_Exercise requirements_
When you have gone through the records, report how many lines include "Copy", giving the number and nothing more.

_Information given_
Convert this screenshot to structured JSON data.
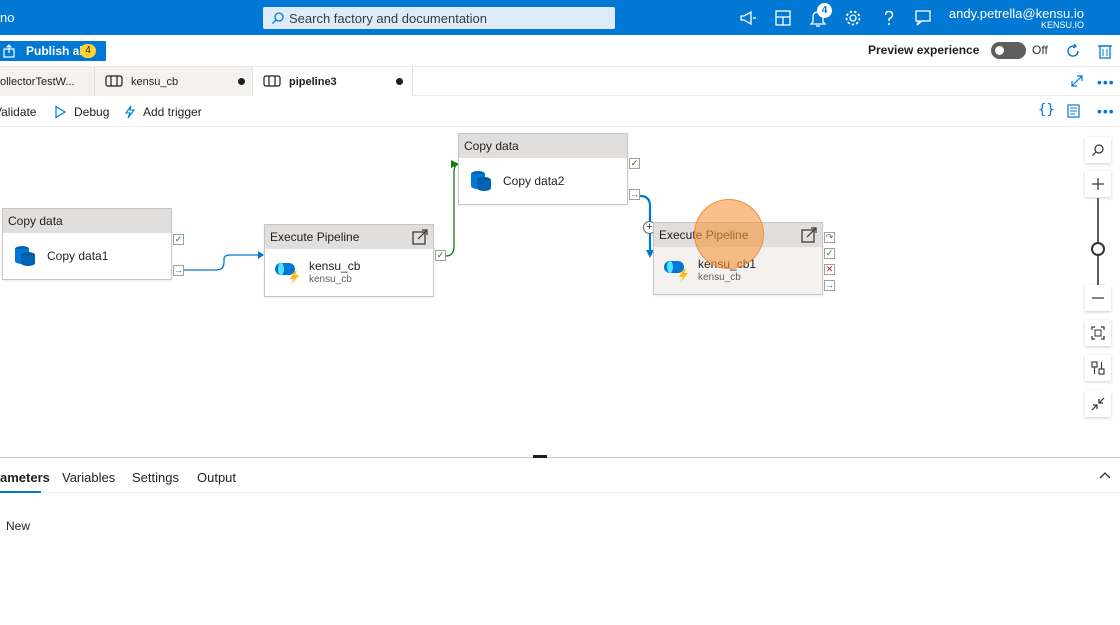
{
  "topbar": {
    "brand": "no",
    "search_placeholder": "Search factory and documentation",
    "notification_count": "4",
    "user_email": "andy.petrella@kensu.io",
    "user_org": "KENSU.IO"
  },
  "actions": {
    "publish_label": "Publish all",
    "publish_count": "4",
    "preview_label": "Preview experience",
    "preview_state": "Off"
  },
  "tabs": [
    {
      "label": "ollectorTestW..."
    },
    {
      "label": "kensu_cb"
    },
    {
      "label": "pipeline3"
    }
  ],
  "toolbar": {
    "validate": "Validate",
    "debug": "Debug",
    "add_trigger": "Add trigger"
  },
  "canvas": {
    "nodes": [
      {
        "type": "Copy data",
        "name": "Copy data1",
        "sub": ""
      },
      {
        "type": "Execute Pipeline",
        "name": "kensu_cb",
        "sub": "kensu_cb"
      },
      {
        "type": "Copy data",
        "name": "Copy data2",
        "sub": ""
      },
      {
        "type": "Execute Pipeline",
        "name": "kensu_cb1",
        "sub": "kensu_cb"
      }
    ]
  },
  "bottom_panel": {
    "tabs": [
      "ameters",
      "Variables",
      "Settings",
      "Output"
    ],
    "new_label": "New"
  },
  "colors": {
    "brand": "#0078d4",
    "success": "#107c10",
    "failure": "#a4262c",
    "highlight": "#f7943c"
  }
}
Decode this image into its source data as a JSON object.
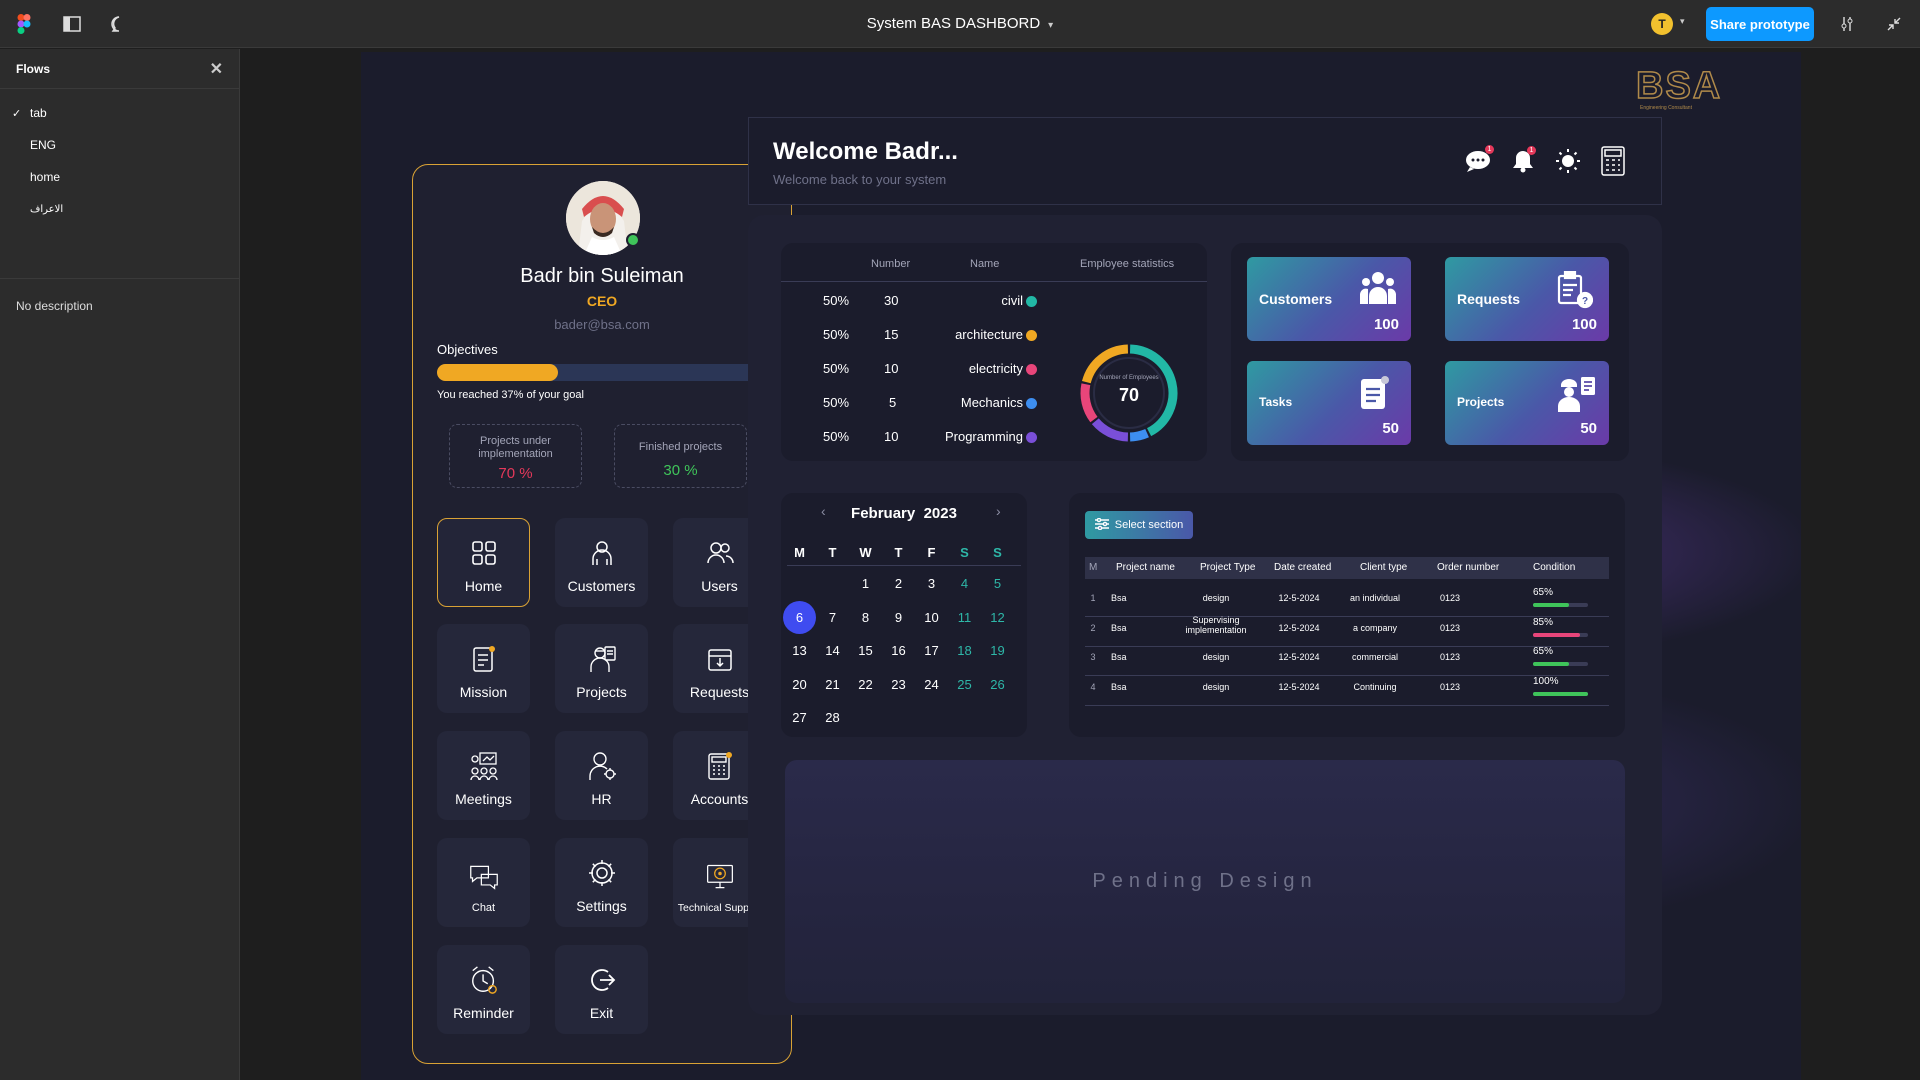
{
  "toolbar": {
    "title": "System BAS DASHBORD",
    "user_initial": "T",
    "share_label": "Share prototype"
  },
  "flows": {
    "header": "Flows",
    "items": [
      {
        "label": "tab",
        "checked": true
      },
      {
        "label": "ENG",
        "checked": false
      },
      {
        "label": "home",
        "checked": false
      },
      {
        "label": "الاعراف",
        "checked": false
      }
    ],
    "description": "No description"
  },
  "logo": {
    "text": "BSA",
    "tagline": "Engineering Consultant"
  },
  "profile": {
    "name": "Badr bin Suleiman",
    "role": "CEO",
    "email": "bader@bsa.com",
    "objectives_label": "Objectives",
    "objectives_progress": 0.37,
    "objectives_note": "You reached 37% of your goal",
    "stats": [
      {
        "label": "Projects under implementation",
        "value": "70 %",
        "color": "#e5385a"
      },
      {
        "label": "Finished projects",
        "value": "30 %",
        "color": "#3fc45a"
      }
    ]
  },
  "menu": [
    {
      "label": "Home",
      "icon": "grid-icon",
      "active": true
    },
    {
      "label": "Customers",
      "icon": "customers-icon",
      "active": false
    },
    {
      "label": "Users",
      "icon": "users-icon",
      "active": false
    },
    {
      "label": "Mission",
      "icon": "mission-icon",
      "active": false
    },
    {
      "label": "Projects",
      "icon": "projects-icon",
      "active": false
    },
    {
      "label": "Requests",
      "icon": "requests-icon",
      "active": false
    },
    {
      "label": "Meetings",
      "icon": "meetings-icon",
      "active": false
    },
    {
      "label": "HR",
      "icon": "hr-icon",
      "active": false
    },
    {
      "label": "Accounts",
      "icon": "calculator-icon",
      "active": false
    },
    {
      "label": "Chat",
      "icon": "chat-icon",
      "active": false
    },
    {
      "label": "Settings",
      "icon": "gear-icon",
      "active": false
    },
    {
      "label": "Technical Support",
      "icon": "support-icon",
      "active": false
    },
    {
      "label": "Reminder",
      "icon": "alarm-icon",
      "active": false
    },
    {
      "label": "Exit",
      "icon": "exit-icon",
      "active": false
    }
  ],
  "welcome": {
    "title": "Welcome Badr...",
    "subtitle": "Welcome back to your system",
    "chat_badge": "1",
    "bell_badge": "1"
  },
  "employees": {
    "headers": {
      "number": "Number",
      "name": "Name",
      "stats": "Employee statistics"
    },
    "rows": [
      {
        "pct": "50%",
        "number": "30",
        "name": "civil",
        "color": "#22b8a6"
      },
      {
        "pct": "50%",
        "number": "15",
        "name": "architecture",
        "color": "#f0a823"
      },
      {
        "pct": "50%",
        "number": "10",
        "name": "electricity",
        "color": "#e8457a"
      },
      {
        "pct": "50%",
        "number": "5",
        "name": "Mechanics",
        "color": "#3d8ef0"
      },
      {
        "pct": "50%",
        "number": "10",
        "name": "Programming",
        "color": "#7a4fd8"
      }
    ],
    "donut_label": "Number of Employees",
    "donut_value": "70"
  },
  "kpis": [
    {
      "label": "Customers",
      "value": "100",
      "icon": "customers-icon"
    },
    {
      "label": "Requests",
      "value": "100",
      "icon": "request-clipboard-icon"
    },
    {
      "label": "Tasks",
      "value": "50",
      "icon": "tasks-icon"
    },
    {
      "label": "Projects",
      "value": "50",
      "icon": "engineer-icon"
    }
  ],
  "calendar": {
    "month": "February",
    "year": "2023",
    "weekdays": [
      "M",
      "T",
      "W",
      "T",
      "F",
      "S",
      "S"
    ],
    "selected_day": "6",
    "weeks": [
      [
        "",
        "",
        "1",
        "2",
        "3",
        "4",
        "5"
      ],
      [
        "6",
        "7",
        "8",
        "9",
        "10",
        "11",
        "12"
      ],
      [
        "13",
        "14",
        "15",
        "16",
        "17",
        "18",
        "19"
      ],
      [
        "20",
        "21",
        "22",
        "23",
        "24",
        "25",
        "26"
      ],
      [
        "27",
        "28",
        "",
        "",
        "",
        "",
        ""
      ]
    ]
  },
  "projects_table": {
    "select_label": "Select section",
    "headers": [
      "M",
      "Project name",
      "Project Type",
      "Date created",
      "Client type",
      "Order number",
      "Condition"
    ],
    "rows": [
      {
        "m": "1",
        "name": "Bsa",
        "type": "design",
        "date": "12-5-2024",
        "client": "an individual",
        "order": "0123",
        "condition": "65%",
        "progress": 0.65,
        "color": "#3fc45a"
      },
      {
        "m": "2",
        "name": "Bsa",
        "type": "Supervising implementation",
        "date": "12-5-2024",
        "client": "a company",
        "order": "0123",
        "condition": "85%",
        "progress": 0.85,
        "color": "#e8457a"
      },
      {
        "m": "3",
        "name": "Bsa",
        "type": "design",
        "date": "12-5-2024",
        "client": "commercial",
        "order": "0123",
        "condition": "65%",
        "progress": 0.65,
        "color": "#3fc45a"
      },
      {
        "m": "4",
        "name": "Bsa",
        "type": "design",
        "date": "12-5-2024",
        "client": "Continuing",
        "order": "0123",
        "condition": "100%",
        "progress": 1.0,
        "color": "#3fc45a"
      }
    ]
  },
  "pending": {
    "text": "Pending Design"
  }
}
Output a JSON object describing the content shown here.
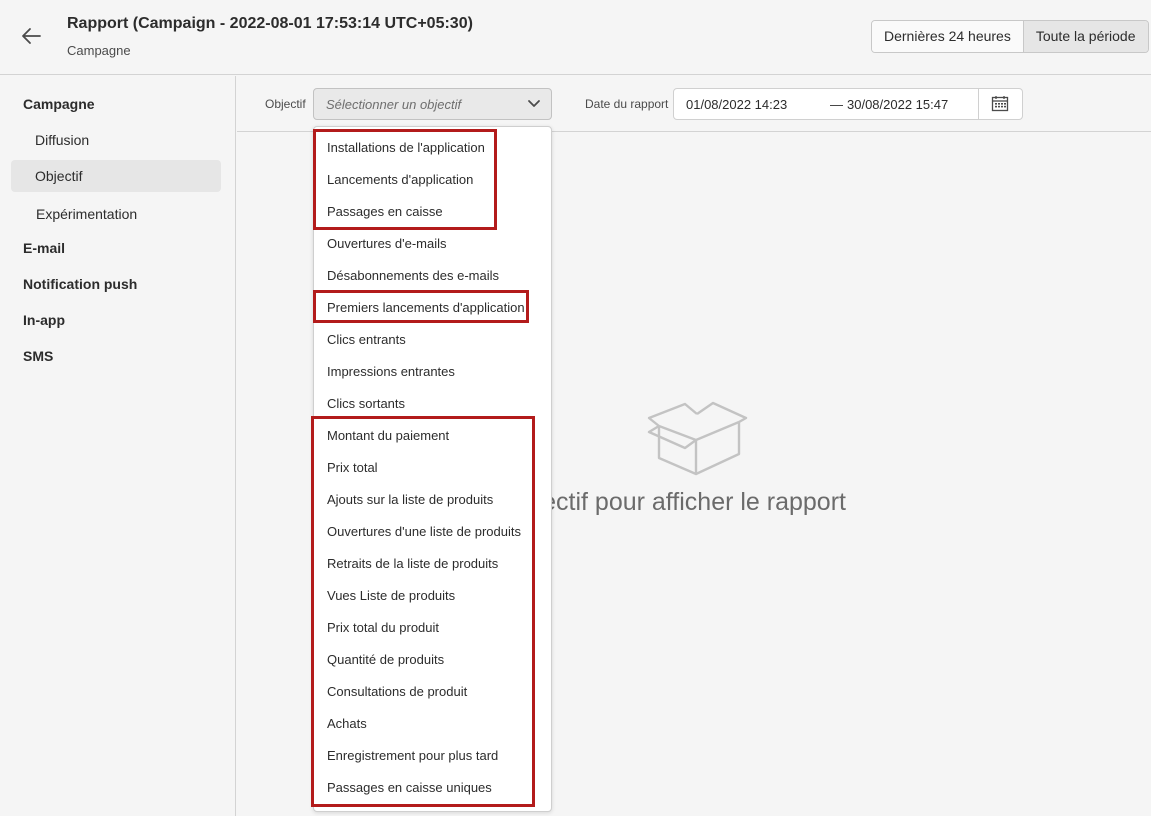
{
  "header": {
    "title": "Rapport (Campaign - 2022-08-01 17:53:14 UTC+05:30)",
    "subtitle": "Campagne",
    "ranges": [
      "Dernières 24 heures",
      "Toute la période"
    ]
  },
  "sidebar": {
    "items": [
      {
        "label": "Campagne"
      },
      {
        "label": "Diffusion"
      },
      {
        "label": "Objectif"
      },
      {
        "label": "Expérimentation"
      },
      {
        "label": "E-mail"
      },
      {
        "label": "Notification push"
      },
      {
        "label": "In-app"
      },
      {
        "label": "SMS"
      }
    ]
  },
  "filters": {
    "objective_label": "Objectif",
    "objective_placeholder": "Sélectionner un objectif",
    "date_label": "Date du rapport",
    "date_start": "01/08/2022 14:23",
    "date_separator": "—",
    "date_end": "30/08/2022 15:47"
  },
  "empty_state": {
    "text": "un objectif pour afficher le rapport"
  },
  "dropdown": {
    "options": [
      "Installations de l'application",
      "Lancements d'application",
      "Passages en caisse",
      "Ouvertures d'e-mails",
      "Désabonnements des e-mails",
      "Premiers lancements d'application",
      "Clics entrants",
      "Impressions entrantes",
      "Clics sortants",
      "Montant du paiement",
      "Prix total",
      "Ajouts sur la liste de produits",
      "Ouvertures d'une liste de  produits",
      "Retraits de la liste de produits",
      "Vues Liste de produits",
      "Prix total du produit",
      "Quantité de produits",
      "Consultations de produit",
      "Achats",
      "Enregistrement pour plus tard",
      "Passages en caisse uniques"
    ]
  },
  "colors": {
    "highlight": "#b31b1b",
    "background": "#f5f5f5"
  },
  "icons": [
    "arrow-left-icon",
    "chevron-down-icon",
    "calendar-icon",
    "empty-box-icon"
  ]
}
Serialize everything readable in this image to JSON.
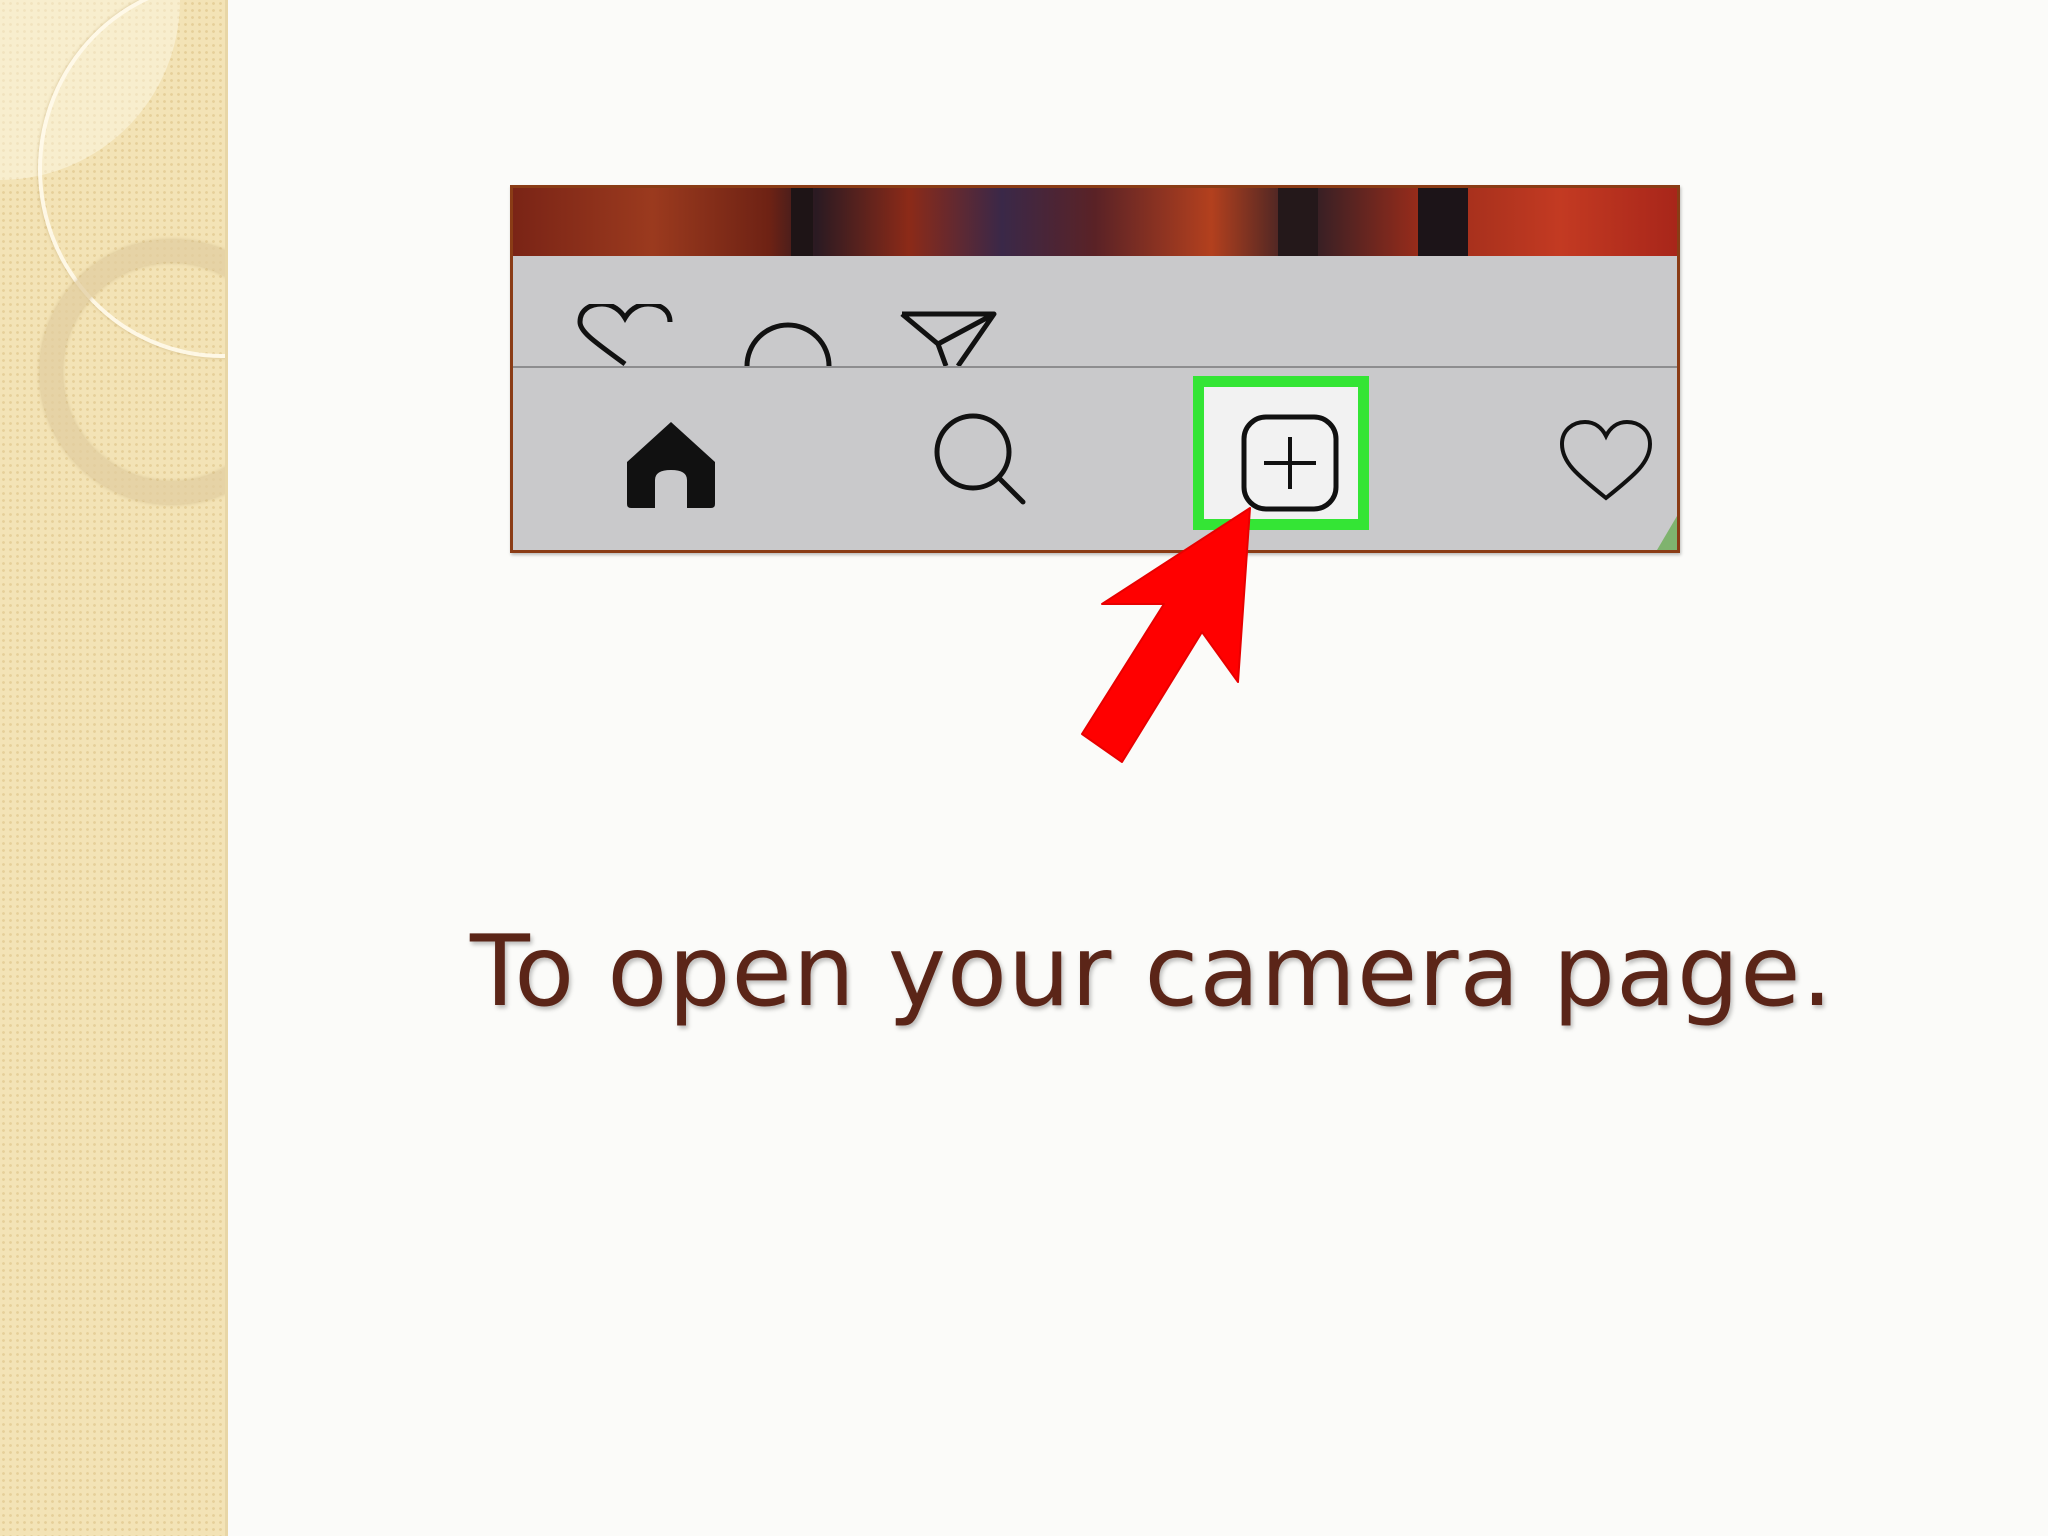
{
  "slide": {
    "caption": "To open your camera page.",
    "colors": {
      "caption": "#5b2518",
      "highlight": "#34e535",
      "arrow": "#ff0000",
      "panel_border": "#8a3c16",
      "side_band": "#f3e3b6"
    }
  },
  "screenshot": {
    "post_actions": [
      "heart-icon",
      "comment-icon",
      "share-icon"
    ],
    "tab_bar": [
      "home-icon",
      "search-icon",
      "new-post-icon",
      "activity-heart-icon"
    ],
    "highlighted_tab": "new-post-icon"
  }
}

_Task answer_
4